But for all their efforts, such policing programs hardly put a dent in the number of clunkers on the road. The fact is a significant number of Canadian motorists tend to drive their vehicles into the ground, according to Dennis DesRosiers, one of the country's leading auto industry consultants. In a recent report on automobile longevity, DesRosiers observes that Canadians own more than two million vehicles that are at least 15 years old and nearly seven million that are more than 10 years old.

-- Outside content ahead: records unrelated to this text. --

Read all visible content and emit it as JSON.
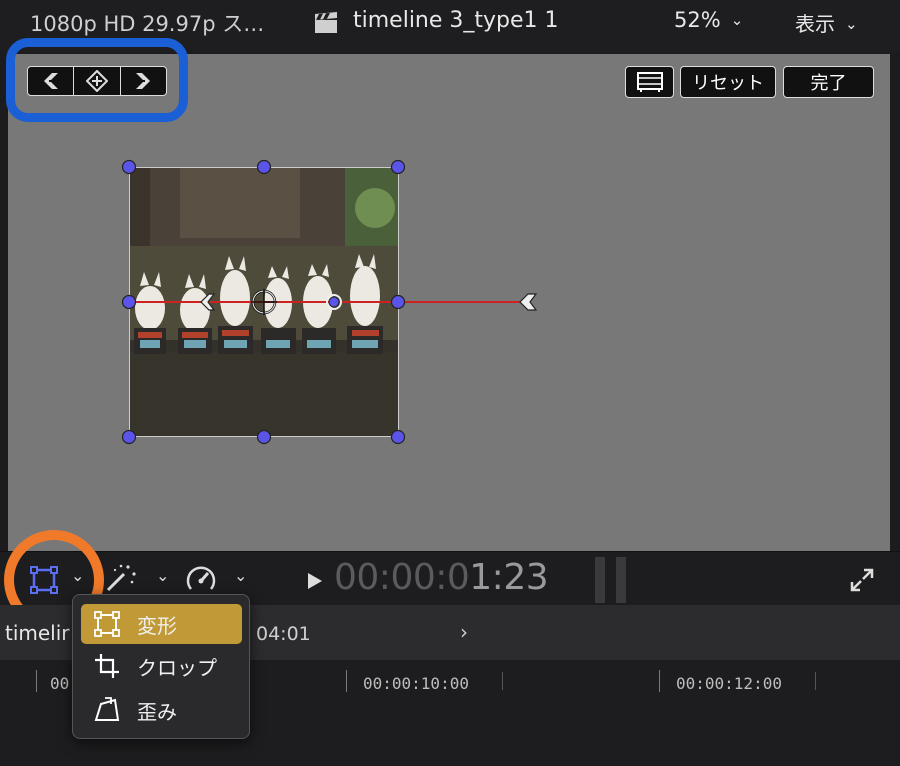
{
  "header": {
    "format": "1080p HD 29.97p ス…",
    "project_title": "timeline 3_type1 1",
    "zoom": "52%",
    "view_menu": "表示"
  },
  "viewer": {
    "reset_label": "リセット",
    "done_label": "完了"
  },
  "transport": {
    "timecode_dim": "00:00:0",
    "timecode_bright": "1:23"
  },
  "timeline": {
    "name": "timelir",
    "duration": "04:01",
    "ruler_labels": [
      "00",
      "00:00:10:00",
      "00:00:12:00"
    ]
  },
  "popup_menu": {
    "items": [
      {
        "label": "変形",
        "icon": "transform-icon",
        "selected": true
      },
      {
        "label": "クロップ",
        "icon": "crop-icon",
        "selected": false
      },
      {
        "label": "歪み",
        "icon": "distort-icon",
        "selected": false
      }
    ]
  },
  "colors": {
    "selection_blue": "#1a5fd6",
    "highlight_orange": "#f07a2a",
    "menu_selected": "#c19a37",
    "handle": "#5a55e8"
  }
}
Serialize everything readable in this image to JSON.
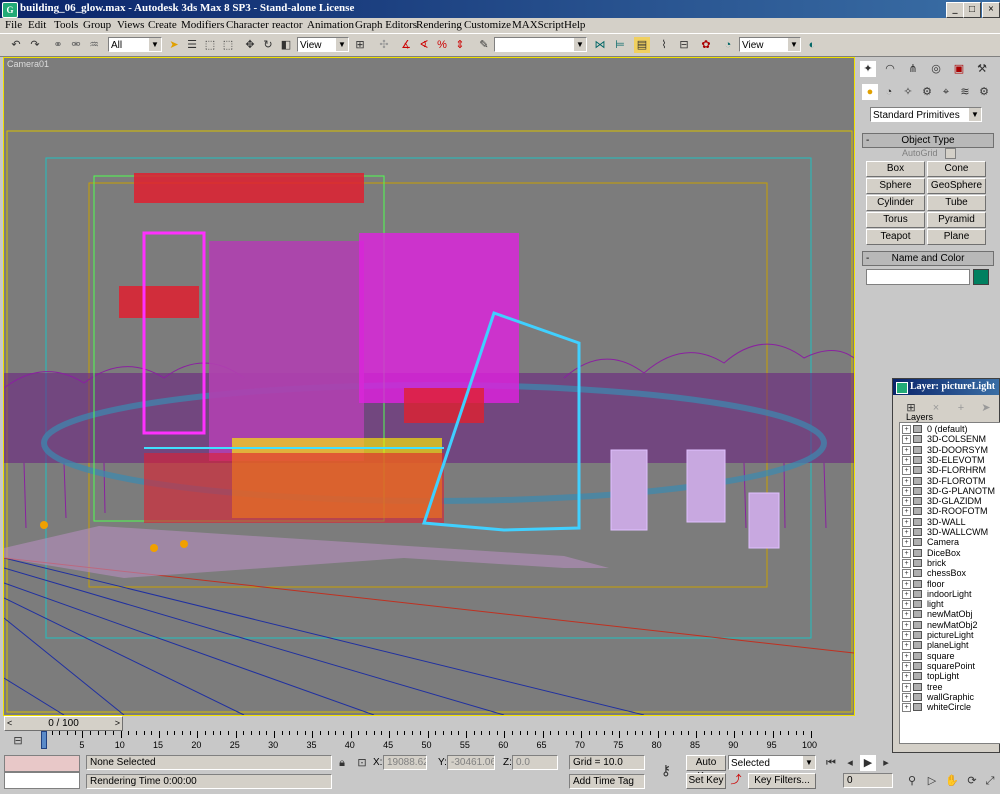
{
  "window": {
    "title": "building_06_glow.max - Autodesk 3ds Max 8 SP3  -  Stand-alone License",
    "minimize": "_",
    "maximize": "□",
    "close": "×"
  },
  "menu": [
    "File",
    "Edit",
    "Tools",
    "Group",
    "Views",
    "Create",
    "Modifiers",
    "Character",
    "reactor",
    "Animation",
    "Graph Editors",
    "Rendering",
    "Customize",
    "MAXScript",
    "Help"
  ],
  "toolbar": {
    "selection_filter": "All",
    "ref_coord": "View",
    "named_selection": "",
    "render_view": "View"
  },
  "viewport": {
    "label": "Camera01",
    "background": "#7c7c7c"
  },
  "command_panel": {
    "category": "Standard Primitives",
    "object_type_header": "Object Type",
    "autogrid_label": "AutoGrid",
    "buttons": [
      "Box",
      "Cone",
      "Sphere",
      "GeoSphere",
      "Cylinder",
      "Tube",
      "Torus",
      "Pyramid",
      "Teapot",
      "Plane"
    ],
    "name_color_header": "Name and Color",
    "object_name": "",
    "object_color": "#008060"
  },
  "layer_window": {
    "title": "Layer: pictureLight",
    "header": "Layers",
    "layers": [
      "0 (default)",
      "3D-COLSENM",
      "3D-DOORSYM",
      "3D-ELEVOTM",
      "3D-FLORHRM",
      "3D-FLOROTM",
      "3D-G-PLANOTM",
      "3D-GLAZIDM",
      "3D-ROOFOTM",
      "3D-WALL",
      "3D-WALLCWM",
      "Camera",
      "DiceBox",
      "brick",
      "chessBox",
      "floor",
      "indoorLight",
      "light",
      "newMatObj",
      "newMatObj2",
      "pictureLight",
      "planeLight",
      "square",
      "squarePoint",
      "topLight",
      "tree",
      "wallGraphic",
      "whiteCircle"
    ]
  },
  "timeline": {
    "slider_label": "0 / 100",
    "ticks": [
      "0",
      "5",
      "10",
      "15",
      "20",
      "25",
      "30",
      "35",
      "40",
      "45",
      "50",
      "55",
      "60",
      "65",
      "70",
      "75",
      "80",
      "85",
      "90",
      "95",
      "100"
    ]
  },
  "status": {
    "selection": "None Selected",
    "render_time": "Rendering Time  0:00:00",
    "x_label": "X:",
    "x_value": "19088.621",
    "y_label": "Y:",
    "y_value": "-30461.064",
    "z_label": "Z:",
    "z_value": "0.0",
    "grid": "Grid = 10.0",
    "add_time_tag": "Add Time Tag",
    "auto_key": "Auto Key",
    "set_key": "Set Key",
    "selected_dropdown": "Selected",
    "key_filters": "Key Filters...",
    "frame": "0"
  }
}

Those kind of numbers make Canada sound like Cuba, or some other less-developed country. Nothing could be further from the truth, though. DesRosiers says the manufacturers are actually producing much better vehicles today than they did just a few years ago. With proper maintenance, newer model minivans, light trucks and sport utility vehicles can last 20 or even 25 years. Passenger cars should be good for 15 to 20 years.
Most manufacturers have switched from carbon steel to galvanized steel in the bodies, and the latter is much more resistant to rust. As well, once the body has been welded together, it is usually dipped in a solution that provides a protective coating against the accumulation of moisture and hence corrosion.
The economics of living in Canada are also a factor in automobile longevity. "We're an overtaxed nation," says DesRosiers. "Consumers look for ways to keep their transportation costs down and a lot of clunkers don't cost much. People would rather spend $1,500 a year maintaining them than $500 a month on car payments."
The problem is that a lot of the older cars on the roads today were built prior to innovations such as galvanized steel and they start to become unreliable after seven to nine years. And many motorists do not maintain their vehicles properly.
Natural wear and tear leads to deterioration of parts and components and causes safety problems.
There are also environmental concerns. Older vehicles came with less effective emission controls and, once that technology starts to age, clunkers start spewing fumes.
Ontario has a Drive Clean program in which motorists must have bi-annual emissions tests on their vehicles at certified outlets before they can buy new licence stickers.
DesRosiers thinks governments should be doing more. "They would be wise to try to get some of this old stuff off the road," says DesRosiers, who adds that politicians could use either the carrot or the stick.
They could offer motorists scrappage payments of $1,000 to $2,000 per vehicle (the carrot) or they could adopt more rigorous inspection programs (the stick). The manufacturers, not to mention used-car dealers, would be delighted, but the general public would probably be outraged.
Many motorists would rightly complain that they couldn't afford to buy another vehicle, new or used. Then there are the conscientious drivers who would argue that they were being penalized for the bad habits of others.
"You can always find individuals who have kept their vehicles meticulously and would be terribly upset if governments forced them to give up an old automobile," he says.
Nevertheless, Canadians are becoming more concerned about the environment and politicians have taken note. But they're not likely to pressure individual motorists to change their driving habits in order to protect the quality of the nation's air. DesRosiers says they'll lean on the car companies instead.
"They want to force the manufacturers to put expensive emissions technology in new vehicles," he points out. "Then it's the companies who are making you buy more technology and pay more for your vehicle."
Until that happens, Canadians will continue to drive their clunkers despite the safety risks and the damage done to the environment.
(D'Arcy Jenish can be reached at firstname.lastname@example.org)